Mouthwashes are liquids used in dental care to freshen up the breath, combat plaque, and manage various oral conditions. There are different types of mouthwashes available, both as prescription and over-the-counter rinses, depending on their constituting ingredients and function.
You may have come across an alarm sounder who warned you against the use of alcohol-based mouthwashes. But what really is the truth behind it? Are alcohol-based mouthwashes really bad for you? Let us find out!
What Are Alcohol-Based Mouthwashes?
Alcohol-based mouthwashes are easily available over the counter. Most people find using it creates a tingling or burning sensation in the mouth. It even tends to dry out the mouth. This is just the effect of alcohol present in it.
The percentage of alcohol (ethanol) found in most commonly used alcohol-based mouthwashes can be nearly as high as 26%. This percentage is much higher than what is found in most alcoholic beverages! For a baseline, standard beer has only 5% alcohol content.
Since it is common knowledge that alcohol kills bacteria and germs, you might assume that the alcohol in the mouthwash is for antiseptic purposes. You could not be more wrong!
The alcohol used in such mouthwashes is for the sake of preservation rather than to offer an antiseptic effect.
For any solution to act as a disinfectant, its alcohol content should be at least 70%. An alcohol-based mouthwash falls extremely short of this percentage. Therefore, the presence of alcohol in the mouthwash does not help in fighting oral germs or bacteria.
Besides alcohol being the predominant ingredient, there are several other ingredients in these mouthwashes that may have an adverse effect on the health of the teeth and gums.
What Are the Risk Factors Associated with Its Use?
There are several risk factors and side effects associated with the use of alcohol-based mouthwashes.
Wearing Down of the Enamel
Certain studies have shown that these mouthwashes are highly acidic. Acidity is detrimental to the health of enamel, which is the outermost protective layer of the teeth.
Once enamel erosion occurs, it affects the overall health of the oral cavity. Over time, the use of alcohol-based mouthwashes could lead to enamel wear-down, eventually leading to decay, disease, and even loss of the tooth.
Meanwhile, other studies associate the use of alcohol mouthwashes with the degradation of dental work such as fillings.
Another risk factor associated with the use of alcohol mouthwashes is the irritating presence of a dry mouth or worsening of the preexisting condition. A dry mouth is a red flag for oral health. Saliva offers protection by preventing the formation of cavities.

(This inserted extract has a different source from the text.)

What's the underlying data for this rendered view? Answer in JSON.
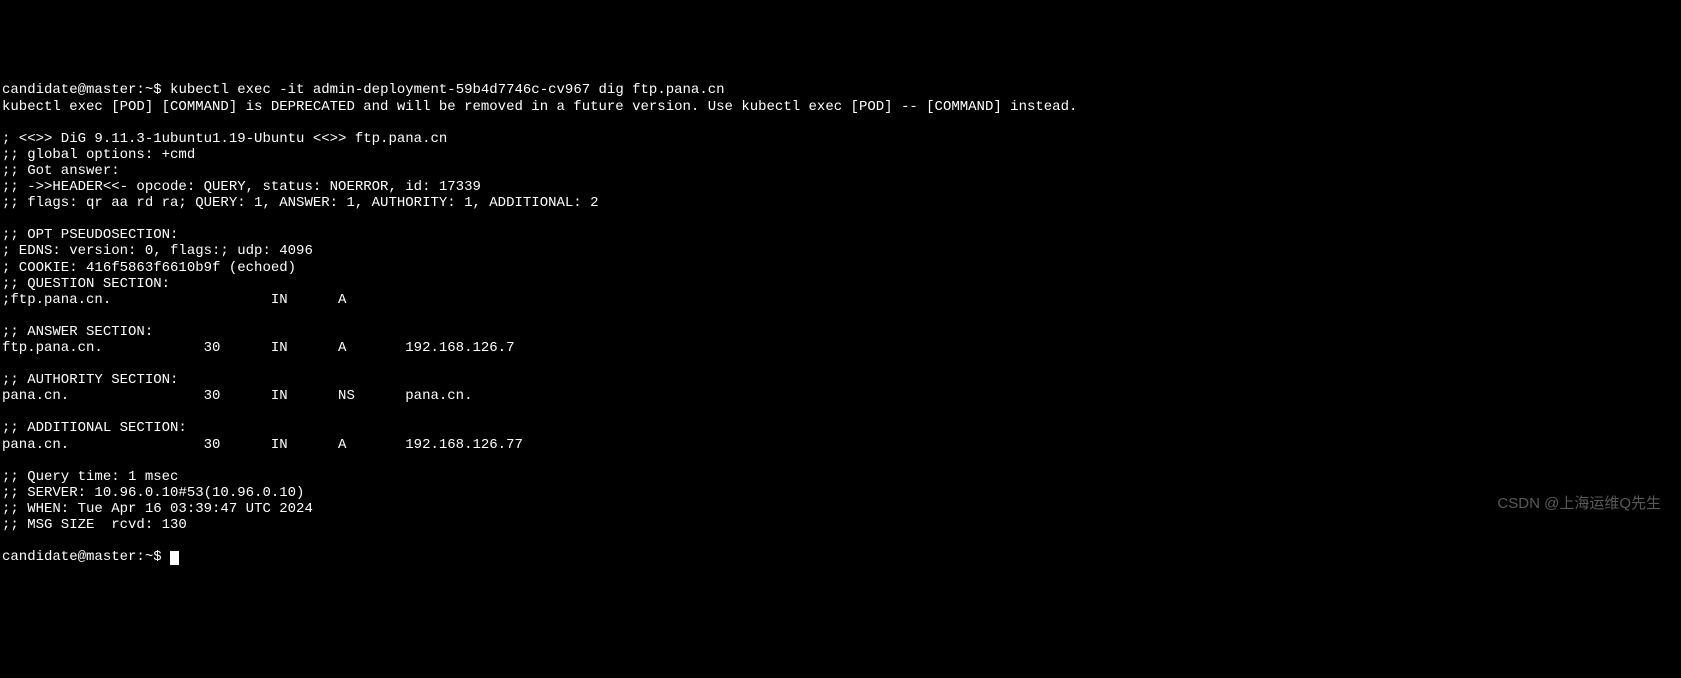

A dry mouth negates that. It would thwart the protection and provide an environment for bacteria to thrive. While it may seem like the mouthwash is treating bad breath, it is only covering up the problem. Instead, it makes the problem worse by letting bacteria thrive, courtesy of the alcohol.
The presence of a higher percentage of alcohol is responsible for the burning sensation you feel when you use an alcohol mouthwash. Consistent use irritates the tissue in your oral cavity and could lead to sores. It will also worsen the condition of any preexisting sores.
Some studies point toward an increased risk of carcinogenic activity with the prolonged use of alcohol-based mouthwashes.
Alcohol is classified as a human carcinogen, and its high level of presence in the mouthwash is seemingly associated with an increased risk of developing some form of cancer in the neck and head.
What Are the Alternatives?
Now that you are aware of the risk factors associated with alcohol-based mouthwashes, you should stay clear of them. The market is bursting with hundreds of options for mouthwashes that are both alcohol-free and safe.
If you are not sure of a safe option, consult your dentist and get a vetted mouthwash. Ensure that you do not overuse any mouthwash, as overuse of it comes with its own side effects.
The Final Word
Mouthwashes can be a critical part of your oral hygiene but not a substitute for it. They are not entirely necessary for people with healthy teeth and gums, but they are effective in freshening up stale breath. They are a personal choice.
In some cases, they can be prescribed by the dentist to manage various oral conditions.
However, given the multiple risk factors of alcohol mouthwashes, it would bode well to steer clear of them and opt for safer options. When in doubt—consult a professional!